Darmin said the government expected that it could by the end of this month, accelerate the replanting program for smallholder plantations, which currently only reaches around 14,000 hectares, to 50,000 hectares. He said the replanting of about 36,000 hectares would be launched by the end of this month.
"Hopefully we can further reduce the gap between target and realization. This year, we launched 185,000 hectares. Third, I also ask for the participation of all parties, especially large companies, to contribute to the acceleration of smallholder plantations," he said.
Downstream ProductsIn a bid to accelerate the downstream sector within the palm oil industry, the government imposed an export levy in 2015, which is collected by the Indonesian Palm Oil Estate Fund (BPDP-KS). The fund is used to subsidize downstream players.
Darmin said Indonesia has managed to gradually increase exports of downstream CPO products. He said 56 percent of palm-related exports in 2008 consisted of crude palm oil, but after the cross-incentive program was implemented, the raw commodity only made up 24 percent of palm-related exports last year.
"It illustrates that the added value of the palm oil industry can be maintained domestically through palm oil derivative products," he said.
Darmin said this policy has successful in providing incentives to the biodiesel industry. He said refineries were very profitable, with their margins currently at a 20-year high. "It is caused mainly by the overproduction situation, giving refineries stronger bargaining power, along with abundant CPO stocks in Indonesia," he said.
However, the minister said the government also understands that due to the lower CPO price, the price of biodiesel has also gone down and become cheaper than the fossil fuel alternative. This means the "incentive for biodiesel is not needed," he said.
Gapki chairman Joko Supriyono expressed his appreciation of the government's support for the development of the downstream sector.
He said the government's decision to make the use of fuel containing 20 percent bio-content (B20) mandatory has seen some positive results. Joko said the distribution of palm-oil based biofuel already increased to 2.1 million kiloliters by the third quarter of this year, against the target of 3.92 million kiloliters.
He added that greater use of biodiesel helps the country reduce costly oil imports.
"We hope that in the fourth quarter, this target can be achieved so that the foreign exchange saved through the B20 program reaches $2.1 billion. Our wish is that next year, efforts to increase exports can run better," Joko said.
He also explained why the theme of this year's event was related to the Sustainable Development Goals.
"The mission of the SDGs covers three dimensions of sustainable development, which are: economic, environmental and social. This year's theme for IPOC is aimed at deeply analyzing the palm oil industry's development and its contributions to the SDGs," he said.

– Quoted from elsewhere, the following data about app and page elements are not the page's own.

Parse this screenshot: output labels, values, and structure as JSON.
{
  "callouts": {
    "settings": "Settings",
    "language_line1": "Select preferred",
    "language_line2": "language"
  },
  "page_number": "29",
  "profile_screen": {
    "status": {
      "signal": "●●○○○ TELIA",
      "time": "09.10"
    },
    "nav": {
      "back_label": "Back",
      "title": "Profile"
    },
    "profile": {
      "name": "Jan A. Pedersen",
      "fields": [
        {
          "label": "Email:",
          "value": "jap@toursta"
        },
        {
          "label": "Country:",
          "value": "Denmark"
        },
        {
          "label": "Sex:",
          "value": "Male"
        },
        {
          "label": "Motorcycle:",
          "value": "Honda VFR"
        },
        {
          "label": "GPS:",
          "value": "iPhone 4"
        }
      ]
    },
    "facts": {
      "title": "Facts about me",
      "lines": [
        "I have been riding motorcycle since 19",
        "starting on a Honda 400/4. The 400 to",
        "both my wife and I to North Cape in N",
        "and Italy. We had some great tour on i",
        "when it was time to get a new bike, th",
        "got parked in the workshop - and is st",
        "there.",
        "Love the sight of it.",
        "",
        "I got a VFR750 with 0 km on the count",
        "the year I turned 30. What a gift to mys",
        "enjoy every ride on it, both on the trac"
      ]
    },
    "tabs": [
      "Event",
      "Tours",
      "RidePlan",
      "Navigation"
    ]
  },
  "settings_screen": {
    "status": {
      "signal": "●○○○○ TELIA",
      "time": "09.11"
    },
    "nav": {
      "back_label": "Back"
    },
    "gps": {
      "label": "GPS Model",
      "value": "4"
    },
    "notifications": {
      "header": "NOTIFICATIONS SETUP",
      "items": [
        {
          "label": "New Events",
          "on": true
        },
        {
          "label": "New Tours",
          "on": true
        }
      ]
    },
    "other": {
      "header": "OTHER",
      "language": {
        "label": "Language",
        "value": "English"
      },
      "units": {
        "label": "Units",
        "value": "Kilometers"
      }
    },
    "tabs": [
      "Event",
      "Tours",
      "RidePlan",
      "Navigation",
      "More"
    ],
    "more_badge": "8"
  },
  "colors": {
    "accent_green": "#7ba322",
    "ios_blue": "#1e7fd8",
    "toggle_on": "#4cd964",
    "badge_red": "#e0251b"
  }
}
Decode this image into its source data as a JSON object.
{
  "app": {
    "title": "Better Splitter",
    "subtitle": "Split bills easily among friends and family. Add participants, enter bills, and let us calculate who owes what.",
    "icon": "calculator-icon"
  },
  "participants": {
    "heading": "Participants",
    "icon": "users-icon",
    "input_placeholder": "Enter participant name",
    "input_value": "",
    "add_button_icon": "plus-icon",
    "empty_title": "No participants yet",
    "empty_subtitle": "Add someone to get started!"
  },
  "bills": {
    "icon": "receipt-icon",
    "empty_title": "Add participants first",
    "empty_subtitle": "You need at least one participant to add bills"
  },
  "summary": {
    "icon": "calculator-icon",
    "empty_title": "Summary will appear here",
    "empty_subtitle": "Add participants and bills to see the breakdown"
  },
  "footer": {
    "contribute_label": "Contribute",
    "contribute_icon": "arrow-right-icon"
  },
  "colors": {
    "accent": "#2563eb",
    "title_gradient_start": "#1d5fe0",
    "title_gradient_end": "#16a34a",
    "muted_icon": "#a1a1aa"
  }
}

"Palm oil is the most suitable vegetable oil to meet the world's needs because of its efficiency in land use and productivity, compared with other vegetable oils. The development of oil palm plantations in rural areas creates opportunities for villages to further improve their economic activities. This leads to better income and increased job opportunities for both men and women," Joko said.